- **Records from a data source**:
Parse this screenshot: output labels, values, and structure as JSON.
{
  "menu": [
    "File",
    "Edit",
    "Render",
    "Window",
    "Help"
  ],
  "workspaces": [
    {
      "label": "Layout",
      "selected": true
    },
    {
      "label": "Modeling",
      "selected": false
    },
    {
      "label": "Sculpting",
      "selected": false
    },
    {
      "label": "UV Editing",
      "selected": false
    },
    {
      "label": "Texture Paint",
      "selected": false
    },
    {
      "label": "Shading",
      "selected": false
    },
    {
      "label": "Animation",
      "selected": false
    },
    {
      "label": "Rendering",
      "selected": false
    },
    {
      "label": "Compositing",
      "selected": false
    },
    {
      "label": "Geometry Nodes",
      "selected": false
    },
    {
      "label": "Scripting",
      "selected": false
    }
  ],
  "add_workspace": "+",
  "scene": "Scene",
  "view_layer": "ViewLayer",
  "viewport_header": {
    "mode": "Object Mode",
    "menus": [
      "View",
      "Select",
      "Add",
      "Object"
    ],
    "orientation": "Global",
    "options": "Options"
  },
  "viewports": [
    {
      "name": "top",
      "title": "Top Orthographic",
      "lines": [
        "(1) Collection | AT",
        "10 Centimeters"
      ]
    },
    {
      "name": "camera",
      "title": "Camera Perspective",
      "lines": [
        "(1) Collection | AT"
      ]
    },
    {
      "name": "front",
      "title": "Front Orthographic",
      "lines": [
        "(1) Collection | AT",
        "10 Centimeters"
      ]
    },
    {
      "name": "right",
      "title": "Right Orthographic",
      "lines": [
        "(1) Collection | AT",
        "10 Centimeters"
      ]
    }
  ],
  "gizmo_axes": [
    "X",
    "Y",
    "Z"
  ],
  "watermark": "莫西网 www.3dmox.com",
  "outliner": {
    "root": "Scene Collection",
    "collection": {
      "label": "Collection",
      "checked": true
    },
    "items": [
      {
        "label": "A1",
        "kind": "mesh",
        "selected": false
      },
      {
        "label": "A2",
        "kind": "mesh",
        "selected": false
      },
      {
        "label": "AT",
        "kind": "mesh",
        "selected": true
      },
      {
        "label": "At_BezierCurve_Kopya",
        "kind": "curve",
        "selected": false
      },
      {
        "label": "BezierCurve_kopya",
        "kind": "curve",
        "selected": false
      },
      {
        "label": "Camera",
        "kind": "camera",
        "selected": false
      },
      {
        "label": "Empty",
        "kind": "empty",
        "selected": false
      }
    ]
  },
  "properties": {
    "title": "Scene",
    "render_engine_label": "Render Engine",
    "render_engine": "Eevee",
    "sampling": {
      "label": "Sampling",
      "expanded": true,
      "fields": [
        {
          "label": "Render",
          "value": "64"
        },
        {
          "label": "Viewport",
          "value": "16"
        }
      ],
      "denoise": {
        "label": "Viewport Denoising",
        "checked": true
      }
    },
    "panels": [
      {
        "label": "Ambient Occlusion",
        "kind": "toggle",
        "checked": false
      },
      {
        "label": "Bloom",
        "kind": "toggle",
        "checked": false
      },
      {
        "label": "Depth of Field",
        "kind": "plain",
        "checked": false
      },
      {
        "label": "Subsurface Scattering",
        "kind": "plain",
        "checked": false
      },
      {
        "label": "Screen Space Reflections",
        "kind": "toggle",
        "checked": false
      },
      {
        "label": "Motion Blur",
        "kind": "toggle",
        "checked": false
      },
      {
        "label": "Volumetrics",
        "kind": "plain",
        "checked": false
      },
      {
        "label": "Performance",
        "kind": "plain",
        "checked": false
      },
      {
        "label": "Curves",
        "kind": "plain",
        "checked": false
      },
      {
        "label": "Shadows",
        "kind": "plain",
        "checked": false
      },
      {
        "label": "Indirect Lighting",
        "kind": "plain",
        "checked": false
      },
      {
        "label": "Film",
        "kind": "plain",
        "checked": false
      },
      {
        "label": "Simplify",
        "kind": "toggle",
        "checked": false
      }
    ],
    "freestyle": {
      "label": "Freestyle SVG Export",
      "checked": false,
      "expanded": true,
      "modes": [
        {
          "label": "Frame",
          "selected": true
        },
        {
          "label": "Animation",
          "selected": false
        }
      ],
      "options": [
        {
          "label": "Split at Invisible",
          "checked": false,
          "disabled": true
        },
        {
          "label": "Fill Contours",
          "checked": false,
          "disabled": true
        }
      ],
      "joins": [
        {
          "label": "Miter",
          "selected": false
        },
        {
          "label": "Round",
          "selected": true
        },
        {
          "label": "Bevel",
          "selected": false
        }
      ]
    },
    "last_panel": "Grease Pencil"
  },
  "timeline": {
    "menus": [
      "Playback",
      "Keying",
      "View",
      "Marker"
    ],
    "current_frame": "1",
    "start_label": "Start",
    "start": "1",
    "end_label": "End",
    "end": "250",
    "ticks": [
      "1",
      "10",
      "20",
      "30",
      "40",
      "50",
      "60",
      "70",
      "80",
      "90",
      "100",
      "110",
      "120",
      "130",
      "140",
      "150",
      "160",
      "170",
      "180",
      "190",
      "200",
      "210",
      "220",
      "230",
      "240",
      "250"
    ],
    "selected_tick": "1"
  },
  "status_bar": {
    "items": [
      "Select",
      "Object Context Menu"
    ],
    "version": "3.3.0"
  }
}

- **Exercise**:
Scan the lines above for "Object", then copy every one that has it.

- **Written reply**:
    "mode": "Object Mode",
      "Object"
      "Object Context Menu"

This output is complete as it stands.